» **What is required**
The expected output is every entry that follows, reproduced exactly.

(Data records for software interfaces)
BEGIN
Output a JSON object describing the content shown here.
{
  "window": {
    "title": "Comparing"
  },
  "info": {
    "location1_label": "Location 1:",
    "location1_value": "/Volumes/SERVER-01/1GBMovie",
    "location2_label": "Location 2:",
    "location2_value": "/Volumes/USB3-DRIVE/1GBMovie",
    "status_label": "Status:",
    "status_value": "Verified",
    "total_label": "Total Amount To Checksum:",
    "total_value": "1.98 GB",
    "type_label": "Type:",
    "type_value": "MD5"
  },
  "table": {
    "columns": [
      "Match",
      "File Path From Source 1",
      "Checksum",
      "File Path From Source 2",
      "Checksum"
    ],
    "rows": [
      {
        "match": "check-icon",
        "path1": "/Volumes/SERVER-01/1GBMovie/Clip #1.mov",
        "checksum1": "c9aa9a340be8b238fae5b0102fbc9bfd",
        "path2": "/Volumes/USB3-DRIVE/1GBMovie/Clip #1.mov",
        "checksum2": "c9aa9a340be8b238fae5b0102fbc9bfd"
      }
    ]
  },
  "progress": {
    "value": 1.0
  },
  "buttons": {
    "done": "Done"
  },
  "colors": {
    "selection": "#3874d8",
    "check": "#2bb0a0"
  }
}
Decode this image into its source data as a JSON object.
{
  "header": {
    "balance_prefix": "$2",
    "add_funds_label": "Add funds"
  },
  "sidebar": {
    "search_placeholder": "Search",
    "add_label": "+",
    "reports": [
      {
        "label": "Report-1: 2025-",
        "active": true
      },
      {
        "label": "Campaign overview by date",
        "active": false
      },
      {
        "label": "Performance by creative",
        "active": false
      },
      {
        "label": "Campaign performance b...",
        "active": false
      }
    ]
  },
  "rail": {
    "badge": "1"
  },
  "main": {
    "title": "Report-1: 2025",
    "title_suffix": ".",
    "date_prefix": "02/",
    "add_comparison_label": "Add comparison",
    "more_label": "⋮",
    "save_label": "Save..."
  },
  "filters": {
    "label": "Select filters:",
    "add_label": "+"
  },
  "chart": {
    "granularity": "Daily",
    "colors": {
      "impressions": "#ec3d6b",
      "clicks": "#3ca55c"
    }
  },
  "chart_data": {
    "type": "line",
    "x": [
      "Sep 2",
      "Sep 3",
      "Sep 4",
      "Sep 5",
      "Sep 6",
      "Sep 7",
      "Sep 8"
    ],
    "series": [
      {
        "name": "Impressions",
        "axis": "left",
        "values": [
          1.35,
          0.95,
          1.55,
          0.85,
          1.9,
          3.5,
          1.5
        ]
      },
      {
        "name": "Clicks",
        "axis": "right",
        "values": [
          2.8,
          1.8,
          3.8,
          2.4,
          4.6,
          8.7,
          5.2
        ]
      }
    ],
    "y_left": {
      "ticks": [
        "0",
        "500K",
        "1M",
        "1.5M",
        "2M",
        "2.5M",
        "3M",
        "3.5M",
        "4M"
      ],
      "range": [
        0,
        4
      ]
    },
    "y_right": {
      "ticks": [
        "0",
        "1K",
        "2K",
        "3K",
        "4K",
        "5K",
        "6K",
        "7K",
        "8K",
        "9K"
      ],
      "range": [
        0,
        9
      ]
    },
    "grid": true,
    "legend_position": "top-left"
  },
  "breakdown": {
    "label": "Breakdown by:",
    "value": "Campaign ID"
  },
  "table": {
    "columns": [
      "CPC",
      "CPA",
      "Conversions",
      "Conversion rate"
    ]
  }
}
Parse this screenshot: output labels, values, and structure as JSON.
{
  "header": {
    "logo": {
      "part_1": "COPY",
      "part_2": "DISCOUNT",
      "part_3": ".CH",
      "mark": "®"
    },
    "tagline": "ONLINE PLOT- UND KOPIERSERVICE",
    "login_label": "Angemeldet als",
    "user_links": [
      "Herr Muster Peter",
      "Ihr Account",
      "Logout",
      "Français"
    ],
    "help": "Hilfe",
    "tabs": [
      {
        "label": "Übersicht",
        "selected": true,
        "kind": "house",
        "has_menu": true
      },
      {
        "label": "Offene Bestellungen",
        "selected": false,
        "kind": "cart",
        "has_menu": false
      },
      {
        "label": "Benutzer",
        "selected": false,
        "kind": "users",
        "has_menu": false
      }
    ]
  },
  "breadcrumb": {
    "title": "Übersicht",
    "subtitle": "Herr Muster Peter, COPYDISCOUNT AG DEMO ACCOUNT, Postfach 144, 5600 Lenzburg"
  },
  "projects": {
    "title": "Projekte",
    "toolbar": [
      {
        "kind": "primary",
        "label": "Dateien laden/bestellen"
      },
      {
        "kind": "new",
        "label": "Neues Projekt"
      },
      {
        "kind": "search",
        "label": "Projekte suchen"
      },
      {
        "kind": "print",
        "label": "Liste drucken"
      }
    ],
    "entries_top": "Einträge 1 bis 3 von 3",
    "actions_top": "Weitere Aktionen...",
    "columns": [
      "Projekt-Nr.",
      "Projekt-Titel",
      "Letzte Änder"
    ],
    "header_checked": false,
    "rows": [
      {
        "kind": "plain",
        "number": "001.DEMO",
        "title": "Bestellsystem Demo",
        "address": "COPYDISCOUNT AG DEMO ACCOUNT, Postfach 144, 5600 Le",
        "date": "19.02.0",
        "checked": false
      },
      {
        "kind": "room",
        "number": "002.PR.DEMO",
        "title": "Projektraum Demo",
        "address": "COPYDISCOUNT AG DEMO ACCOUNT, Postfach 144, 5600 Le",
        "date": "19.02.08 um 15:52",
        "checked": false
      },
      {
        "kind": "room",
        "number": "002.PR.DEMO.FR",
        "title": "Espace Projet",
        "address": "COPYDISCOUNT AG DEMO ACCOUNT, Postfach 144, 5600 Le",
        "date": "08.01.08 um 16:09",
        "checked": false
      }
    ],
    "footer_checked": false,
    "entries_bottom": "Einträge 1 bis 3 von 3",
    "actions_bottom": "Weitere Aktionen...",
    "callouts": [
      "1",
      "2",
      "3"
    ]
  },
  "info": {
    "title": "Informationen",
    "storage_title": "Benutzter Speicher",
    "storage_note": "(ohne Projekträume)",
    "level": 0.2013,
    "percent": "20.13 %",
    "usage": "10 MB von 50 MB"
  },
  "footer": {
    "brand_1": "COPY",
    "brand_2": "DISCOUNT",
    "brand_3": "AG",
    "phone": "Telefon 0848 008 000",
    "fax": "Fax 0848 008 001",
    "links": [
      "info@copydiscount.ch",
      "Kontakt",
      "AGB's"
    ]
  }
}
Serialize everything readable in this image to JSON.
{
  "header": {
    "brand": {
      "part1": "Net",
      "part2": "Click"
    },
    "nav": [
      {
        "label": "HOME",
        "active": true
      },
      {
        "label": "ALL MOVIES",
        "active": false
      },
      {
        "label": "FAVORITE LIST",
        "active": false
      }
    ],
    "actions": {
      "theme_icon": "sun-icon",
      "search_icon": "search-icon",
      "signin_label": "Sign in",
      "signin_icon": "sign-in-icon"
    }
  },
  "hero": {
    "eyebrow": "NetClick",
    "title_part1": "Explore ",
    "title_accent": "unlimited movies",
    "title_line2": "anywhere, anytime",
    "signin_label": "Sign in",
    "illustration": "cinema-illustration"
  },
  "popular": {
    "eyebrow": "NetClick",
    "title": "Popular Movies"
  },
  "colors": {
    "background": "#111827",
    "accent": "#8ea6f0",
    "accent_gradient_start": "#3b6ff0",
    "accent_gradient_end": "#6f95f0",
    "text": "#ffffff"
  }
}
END
» **Written reply**
Output a JSON object describing the content shown here.
{
  "window": {
    "title": "Comparing"
  },
  "info": {
    "location1_label": "Location 1:",
    "location1_value": "/Volumes/SERVER-01/1GBMovie",
    "location2_label": "Location 2:",
    "location2_value": "/Volumes/USB3-DRIVE/1GBMovie",
    "status_label": "Status:",
    "status_value": "Verified",
    "total_label": "Total Amount To Checksum:",
    "total_value": "1.98 GB",
    "type_label": "Type:",
    "type_value": "MD5"
  },
  "table": {
    "columns": [
      "Match",
      "File Path From Source 1",
      "Checksum",
      "File Path From Source 2",
      "Checksum"
    ],
    "rows": [
      {
        "match": "check-icon",
        "path1": "/Volumes/SERVER-01/1GBMovie/Clip #1.mov",
        "checksum1": "c9aa9a340be8b238fae5b0102fbc9bfd",
        "path2": "/Volumes/USB3-DRIVE/1GBMovie/Clip #1.mov",
        "checksum2": "c9aa9a340be8b238fae5b0102fbc9bfd"
      }
    ]
  },
  "progress": {
    "value": 1.0
  },
  "buttons": {
    "done": "Done"
  },
  "colors": {
    "selection": "#3874d8",
    "check": "#2bb0a0"
  }
}
Decode this image into its source data as a JSON object.
{
  "header": {
    "balance_prefix": "$2",
    "add_funds_label": "Add funds"
  },
  "sidebar": {
    "search_placeholder": "Search",
    "add_label": "+",
    "reports": [
      {
        "label": "Report-1: 2025-",
        "active": true
      },
      {
        "label": "Campaign overview by date",
        "active": false
      },
      {
        "label": "Performance by creative",
        "active": false
      },
      {
        "label": "Campaign performance b...",
        "active": false
      }
    ]
  },
  "rail": {
    "badge": "1"
  },
  "main": {
    "title": "Report-1: 2025",
    "title_suffix": ".",
    "date_prefix": "02/",
    "add_comparison_label": "Add comparison",
    "more_label": "⋮",
    "save_label": "Save..."
  },
  "filters": {
    "label": "Select filters:",
    "add_label": "+"
  },
  "chart": {
    "granularity": "Daily",
    "colors": {
      "impressions": "#ec3d6b",
      "clicks": "#3ca55c"
    }
  },
  "chart_data": {
    "type": "line",
    "x": [
      "Sep 2",
      "Sep 3",
      "Sep 4",
      "Sep 5",
      "Sep 6",
      "Sep 7",
      "Sep 8"
    ],
    "series": [
      {
        "name": "Impressions",
        "axis": "left",
        "values": [
          1.35,
          0.95,
          1.55,
          0.85,
          1.9,
          3.5,
          1.5
        ]
      },
      {
        "name": "Clicks",
        "axis": "right",
        "values": [
          2.8,
          1.8,
          3.8,
          2.4,
          4.6,
          8.7,
          5.2
        ]
      }
    ],
    "y_left": {
      "ticks": [
        "0",
        "500K",
        "1M",
        "1.5M",
        "2M",
        "2.5M",
        "3M",
        "3.5M",
        "4M"
      ],
      "range": [
        0,
        4
      ]
    },
    "y_right": {
      "ticks": [
        "0",
        "1K",
        "2K",
        "3K",
        "4K",
        "5K",
        "6K",
        "7K",
        "8K",
        "9K"
      ],
      "range": [
        0,
        9
      ]
    },
    "grid": true,
    "legend_position": "top-left"
  },
  "breakdown": {
    "label": "Breakdown by:",
    "value": "Campaign ID"
  },
  "table": {
    "columns": [
      "CPC",
      "CPA",
      "Conversions",
      "Conversion rate"
    ]
  }
}
Parse this screenshot: output labels, values, and structure as JSON.
{
  "header": {
    "logo": {
      "part_1": "COPY",
      "part_2": "DISCOUNT",
      "part_3": ".CH",
      "mark": "®"
    },
    "tagline": "ONLINE PLOT- UND KOPIERSERVICE",
    "login_label": "Angemeldet als",
    "user_links": [
      "Herr Muster Peter",
      "Ihr Account",
      "Logout",
      "Français"
    ],
    "help": "Hilfe",
    "tabs": [
      {
        "label": "Übersicht",
        "selected": true,
        "kind": "house",
        "has_menu": true
      },
      {
        "label": "Offene Bestellungen",
        "selected": false,
        "kind": "cart",
        "has_menu": false
      },
      {
        "label": "Benutzer",
        "selected": false,
        "kind": "users",
        "has_menu": false
      }
    ]
  },
  "breadcrumb": {
    "title": "Übersicht",
    "subtitle": "Herr Muster Peter, COPYDISCOUNT AG DEMO ACCOUNT, Postfach 144, 5600 Lenzburg"
  },
  "projects": {
    "title": "Projekte",
    "toolbar": [
      {
        "kind": "primary",
        "label": "Dateien laden/bestellen"
      },
      {
        "kind": "new",
        "label": "Neues Projekt"
      },
      {
        "kind": "search",
        "label": "Projekte suchen"
      },
      {
        "kind": "print",
        "label": "Liste drucken"
      }
    ],
    "entries_top": "Einträge 1 bis 3 von 3",
    "actions_top": "Weitere Aktionen...",
    "columns": [
      "Projekt-Nr.",
      "Projekt-Titel",
      "Letzte Änder"
    ],
    "header_checked": false,
    "rows": [
      {
        "kind": "plain",
        "number": "001.DEMO",
        "title": "Bestellsystem Demo",
        "address": "COPYDISCOUNT AG DEMO ACCOUNT, Postfach 144, 5600 Le",
        "date": "19.02.0",
        "checked": false
      },
      {
        "kind": "room",
        "number": "002.PR.DEMO",
        "title": "Projektraum Demo",
        "address": "COPYDISCOUNT AG DEMO ACCOUNT, Postfach 144, 5600 Le",
        "date": "19.02.08 um 15:52",
        "checked": false
      },
      {
        "kind": "room",
        "number": "002.PR.DEMO.FR",
        "title": "Espace Projet",
        "address": "COPYDISCOUNT AG DEMO ACCOUNT, Postfach 144, 5600 Le",
        "date": "08.01.08 um 16:09",
        "checked": false
      }
    ],
    "footer_checked": false,
    "entries_bottom": "Einträge 1 bis 3 von 3",
    "actions_bottom": "Weitere Aktionen...",
    "callouts": [
      "1",
      "2",
      "3"
    ]
  },
  "info": {
    "title": "Informationen",
    "storage_title": "Benutzter Speicher",
    "storage_note": "(ohne Projekträume)",
    "level": 0.2013,
    "percent": "20.13 %",
    "usage": "10 MB von 50 MB"
  },
  "footer": {
    "brand_1": "COPY",
    "brand_2": "DISCOUNT",
    "brand_3": "AG",
    "phone": "Telefon 0848 008 000",
    "fax": "Fax 0848 008 001",
    "links": [
      "info@copydiscount.ch",
      "Kontakt",
      "AGB's"
    ]
  }
}
Serialize everything readable in this image to JSON.
{
  "header": {
    "brand": {
      "part1": "Net",
      "part2": "Click"
    },
    "nav": [
      {
        "label": "HOME",
        "active": true
      },
      {
        "label": "ALL MOVIES",
        "active": false
      },
      {
        "label": "FAVORITE LIST",
        "active": false
      }
    ],
    "actions": {
      "theme_icon": "sun-icon",
      "search_icon": "search-icon",
      "signin_label": "Sign in",
      "signin_icon": "sign-in-icon"
    }
  },
  "hero": {
    "eyebrow": "NetClick",
    "title_part1": "Explore ",
    "title_accent": "unlimited movies",
    "title_line2": "anywhere, anytime",
    "signin_label": "Sign in",
    "illustration": "cinema-illustration"
  },
  "popular": {
    "eyebrow": "NetClick",
    "title": "Popular Movies"
  },
  "colors": {
    "background": "#111827",
    "accent": "#8ea6f0",
    "accent_gradient_start": "#3b6ff0",
    "accent_gradient_end": "#6f95f0",
    "text": "#ffffff"
  }
}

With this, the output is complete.